The ability to afford insurance is very important, especially when you have to take care of healthcare benefits on your own - self-employed, independent contractors, small businesses.
While many will likely go for the lowest-cost plans, it is important to know the details. Here are a few things you must know:
- Deductible: the hallmark of modern health plans, it is the amount you must pay 100% out-of-pocket before your policy starts paying.
- Copay: you share a small portion of the cost, BUT ONLY if you have met your deductibles.
- Free preventative visits: you get up to 2-3 free visits, but only for vaccination, physical exam, wellness visit, and for screening like colonoscopy and mammography. Having the flu, sports injuries, or getting an X-ray is counted as a sick visit you have to pay on your own.
- Narrow network: new health plans are designed with a narrow network of doctors you can go to. Accidentally going outside of the network means not only you have to pay out-of-pocket, but also 2-3 times higher than the negotiated price.
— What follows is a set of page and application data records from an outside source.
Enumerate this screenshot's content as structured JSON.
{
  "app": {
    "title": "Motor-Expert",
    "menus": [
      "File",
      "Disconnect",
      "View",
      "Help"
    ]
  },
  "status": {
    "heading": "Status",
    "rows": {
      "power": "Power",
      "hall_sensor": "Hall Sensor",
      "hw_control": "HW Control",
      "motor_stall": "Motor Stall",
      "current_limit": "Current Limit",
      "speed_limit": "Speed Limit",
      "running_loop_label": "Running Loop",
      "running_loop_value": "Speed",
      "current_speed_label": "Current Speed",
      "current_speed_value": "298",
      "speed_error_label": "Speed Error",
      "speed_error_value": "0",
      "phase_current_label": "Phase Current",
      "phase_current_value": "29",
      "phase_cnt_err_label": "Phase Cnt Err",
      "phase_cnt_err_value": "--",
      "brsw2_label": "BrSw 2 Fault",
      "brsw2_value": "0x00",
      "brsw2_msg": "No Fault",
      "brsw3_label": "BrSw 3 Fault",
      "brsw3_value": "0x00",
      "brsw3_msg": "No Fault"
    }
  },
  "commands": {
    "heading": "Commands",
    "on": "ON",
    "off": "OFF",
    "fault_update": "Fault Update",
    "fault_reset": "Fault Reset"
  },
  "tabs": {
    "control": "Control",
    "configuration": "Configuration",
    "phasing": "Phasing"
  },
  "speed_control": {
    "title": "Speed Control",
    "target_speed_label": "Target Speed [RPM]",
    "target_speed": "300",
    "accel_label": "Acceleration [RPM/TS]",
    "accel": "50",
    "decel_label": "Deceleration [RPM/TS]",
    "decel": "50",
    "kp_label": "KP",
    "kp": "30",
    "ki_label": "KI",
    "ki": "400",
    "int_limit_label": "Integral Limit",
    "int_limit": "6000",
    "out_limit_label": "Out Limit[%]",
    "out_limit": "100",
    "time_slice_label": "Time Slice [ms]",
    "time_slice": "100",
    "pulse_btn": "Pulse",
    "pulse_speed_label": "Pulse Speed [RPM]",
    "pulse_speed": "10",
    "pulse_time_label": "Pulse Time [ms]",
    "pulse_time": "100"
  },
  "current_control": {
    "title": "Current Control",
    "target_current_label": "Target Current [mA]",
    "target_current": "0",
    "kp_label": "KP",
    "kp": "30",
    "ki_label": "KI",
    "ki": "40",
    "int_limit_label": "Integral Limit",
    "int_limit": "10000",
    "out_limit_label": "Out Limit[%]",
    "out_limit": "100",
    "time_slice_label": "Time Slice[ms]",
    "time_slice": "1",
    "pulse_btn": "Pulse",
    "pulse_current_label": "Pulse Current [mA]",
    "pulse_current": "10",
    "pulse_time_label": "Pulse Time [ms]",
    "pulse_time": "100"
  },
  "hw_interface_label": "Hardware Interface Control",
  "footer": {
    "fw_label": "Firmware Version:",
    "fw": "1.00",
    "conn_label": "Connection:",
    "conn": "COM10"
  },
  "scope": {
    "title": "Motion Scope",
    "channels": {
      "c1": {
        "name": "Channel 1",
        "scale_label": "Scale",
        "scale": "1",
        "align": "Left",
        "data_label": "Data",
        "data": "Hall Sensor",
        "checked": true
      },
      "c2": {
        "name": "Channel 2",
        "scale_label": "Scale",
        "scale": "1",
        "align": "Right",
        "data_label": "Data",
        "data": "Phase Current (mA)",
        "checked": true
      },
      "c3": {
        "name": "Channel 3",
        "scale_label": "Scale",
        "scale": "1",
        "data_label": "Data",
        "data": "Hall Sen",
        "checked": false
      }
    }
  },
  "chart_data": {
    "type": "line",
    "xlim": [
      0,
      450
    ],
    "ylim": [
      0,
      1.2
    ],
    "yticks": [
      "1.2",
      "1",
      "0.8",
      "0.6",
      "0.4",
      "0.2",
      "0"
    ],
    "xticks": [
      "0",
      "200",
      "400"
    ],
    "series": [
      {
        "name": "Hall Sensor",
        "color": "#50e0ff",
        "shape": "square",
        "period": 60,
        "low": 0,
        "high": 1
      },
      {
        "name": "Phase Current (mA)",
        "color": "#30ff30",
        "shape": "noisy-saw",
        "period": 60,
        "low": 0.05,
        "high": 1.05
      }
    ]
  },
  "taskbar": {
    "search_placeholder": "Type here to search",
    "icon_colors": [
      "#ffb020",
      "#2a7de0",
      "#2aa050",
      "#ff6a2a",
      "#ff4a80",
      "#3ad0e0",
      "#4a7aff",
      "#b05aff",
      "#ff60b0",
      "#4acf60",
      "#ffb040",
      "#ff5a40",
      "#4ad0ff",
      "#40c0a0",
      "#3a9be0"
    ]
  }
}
4. There are ways to reduce out-of-pocket costs
Because you have to pay 100% out-of-pockets for most common healthcare needs like sick visits, X-Ray, prescription refill and so on. And, sometimes, paying cash can save you more than you think. It is smart to find new ways to save on healthcare costs.
For example, an urgent care visit typically has a $100 copay. However, because you haven't met your deductible, and healthcare pricing can often be obsured, you end up having to pay $300 out-of-pocket. Because of this, many people are opting out of insurance benefits for cash discounts when it comes to day-to-day medical services like urgent care and primary care.
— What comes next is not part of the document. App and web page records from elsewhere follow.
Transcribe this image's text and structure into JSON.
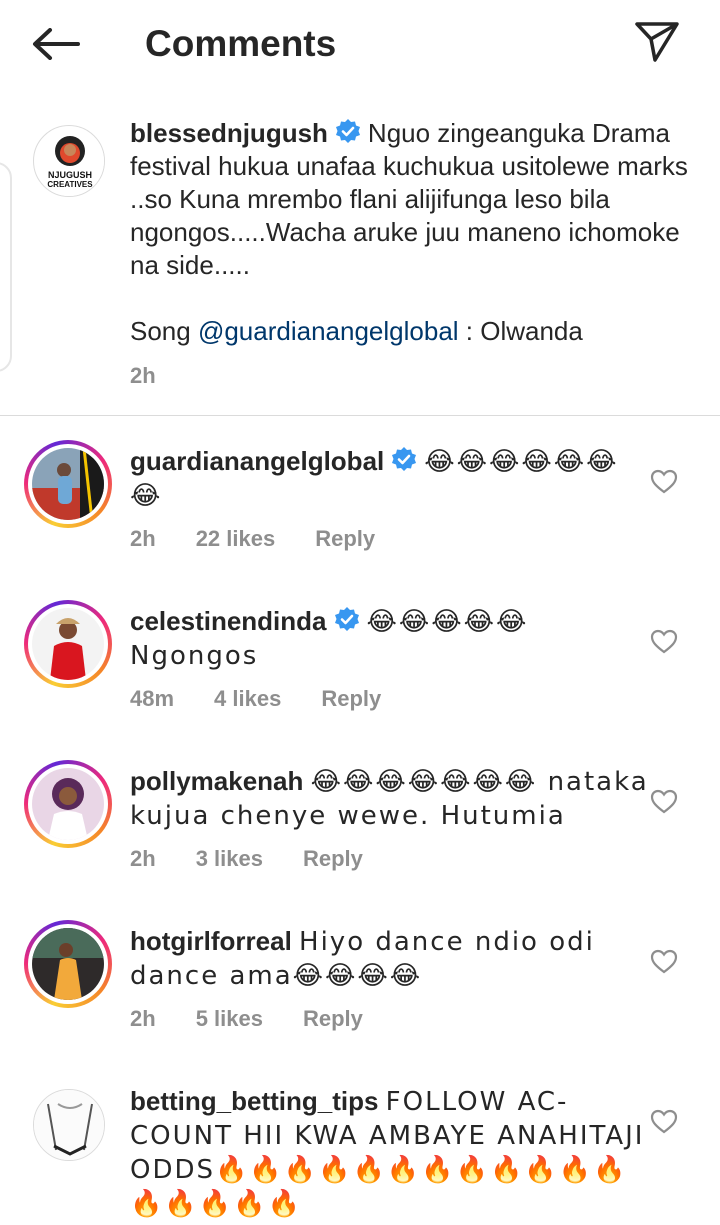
{
  "header": {
    "title": "Comments",
    "back_icon": "arrow-left-icon",
    "send_icon": "paper-plane-icon"
  },
  "caption": {
    "username": "blessednjugush",
    "verified": true,
    "text_lines": "Nguo zingeanguka Drama festival hukua unafaa kuchukua usitolewe marks ..so Kuna mrembo flani alijifunga leso bila ngongos.....Wacha aruke juu maneno ichomoke na side.....",
    "song_prefix": "Song ",
    "song_mention": "@guardianangelglobal",
    "song_suffix": " : Olwanda",
    "time": "2h",
    "avatar_text_1": "NJUGUSH",
    "avatar_text_2": "CREATIVES"
  },
  "comments": [
    {
      "username": "guardianangelglobal",
      "verified": true,
      "text": "😂😂😂😂😂😂😂",
      "time": "2h",
      "likes": "22 likes",
      "reply": "Reply"
    },
    {
      "username": "celestinendinda",
      "verified": true,
      "text": "😂😂😂😂😂 Ngongos",
      "time": "48m",
      "likes": "4 likes",
      "reply": "Reply"
    },
    {
      "username": "pollymakenah",
      "verified": false,
      "text": "😂😂😂😂😂😂😂 nataka kujua chenye wewe. Hutumia",
      "time": "2h",
      "likes": "3 likes",
      "reply": "Reply"
    },
    {
      "username": "hotgirlforreal",
      "verified": false,
      "text": "Hiyo dance ndio odi dance ama😂😂😂😂",
      "time": "2h",
      "likes": "5 likes",
      "reply": "Reply"
    },
    {
      "username": "betting_betting_tips",
      "verified": false,
      "text": "FOLLOW AC-COUNT HII KWA AMBAYE ANAHITAJI ODDS🔥🔥🔥🔥🔥🔥🔥🔥🔥🔥🔥🔥🔥🔥🔥🔥🔥"
    }
  ],
  "colors": {
    "text": "#262626",
    "muted": "#8e8e8e",
    "link": "#00376b",
    "verified": "#3897f0",
    "divider": "#dbdbdb"
  }
}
GoodRX helps you find coupons for prescriptions. And, sometimes paying cash with a coupon for drugs can save you 80-90% compared to paying via insurance.
Mira helps you get fixed price urgent and primary carecare appointments for common health needs at a 50-60% cheaper compared to going with insurance rates. For only $25 a month, Mira covers 22 most common conditions at a $99 fixed copay, regardless of your health plan.
Mira can also be used without an insurance as a stand-alone benefit. Adding Mira on top of a high deductible health plan makes perfect sense for those who are looking to minimize monthly premium cost while still getting the predictability and reliability of accessing healthcare.
For example, having common flu can cost you $250 at urgent care centers with a $150 prescription for TamilFlu, a total of $400. The same appointment would cost $99 with Mira and $34 for the prescription with GoodRx, a total of $133 or a 300% savings.
Khang T. Vuong received his Master of Healthcare Administration from the Milken Institute School of Public Health at the George Washington University. He was named Forbes Healthcare 2021 30 under 30. Vuong spoke at Stanford Medicine X, HIMSS conference, and served as a Fellow at the Bon Secours Health System.